    Welcome to the All-Star game, kid.
    The second-year Washington Nationals outfielder said he's never batted ninth before in his life.
    "That's usually for the pitcher. I don't think I'm pitching tomorrow," Harper said. "You know, we've got a great lineup one through nine. It's pretty tough to get in that lineup, so I'm just very excited and blessed to be able to start and I'm so thankful for it."

For relaxing times...
    Adam Wainwright pitched on Sunday, so he's unavailable for Tuesday's All-Star game.
    The St. Louis starter is set to make the most of his time off, anyway.

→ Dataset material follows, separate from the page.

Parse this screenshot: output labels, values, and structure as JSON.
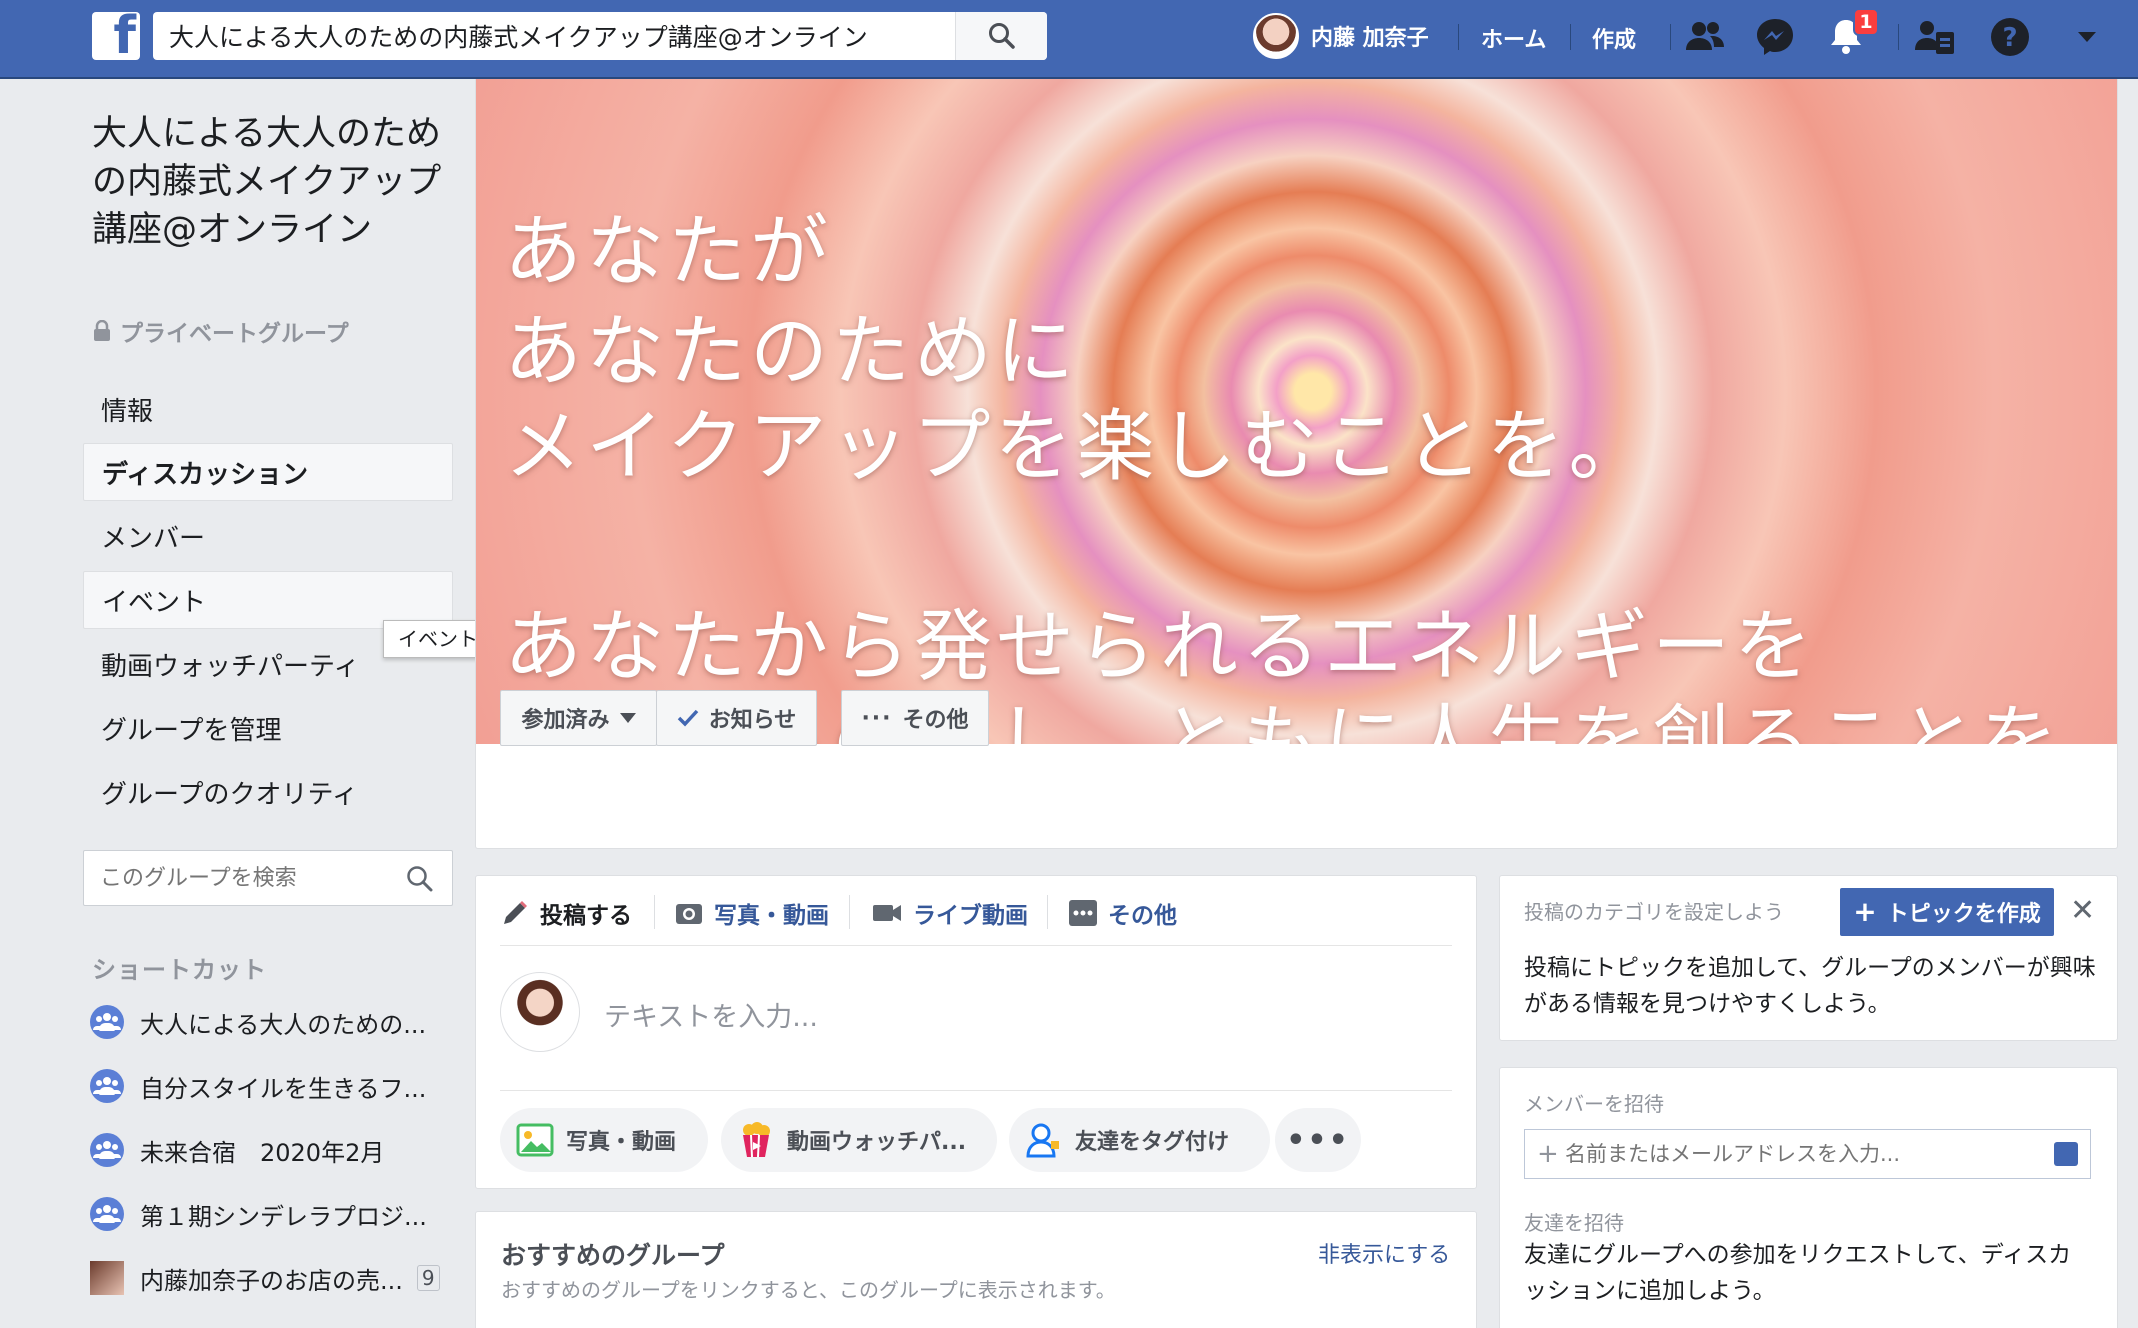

    "It's going to be amazing for me. I would love to pitch in the game, obviously, but also right now this break is perfect timing for me," Wainwright said. "I brought my tennis shoes, my shagging glove, and if I had a hammock, you know, that'd be the thing that would put it over the top."

Stumped
    A TV crew from MLB UK was going around and presenting players with a cricket ball, then asking if they knew what to do with it. Cleveland's Justin Masterson, who was born in Jamaica, pantomimed a respectable overhand bowling motion. But Toronto's Brett Cecil tried to grip the seams and pronounced them uncomfortable. He noted that "Actually, Adam Lind is a big fan of it. I don't know why."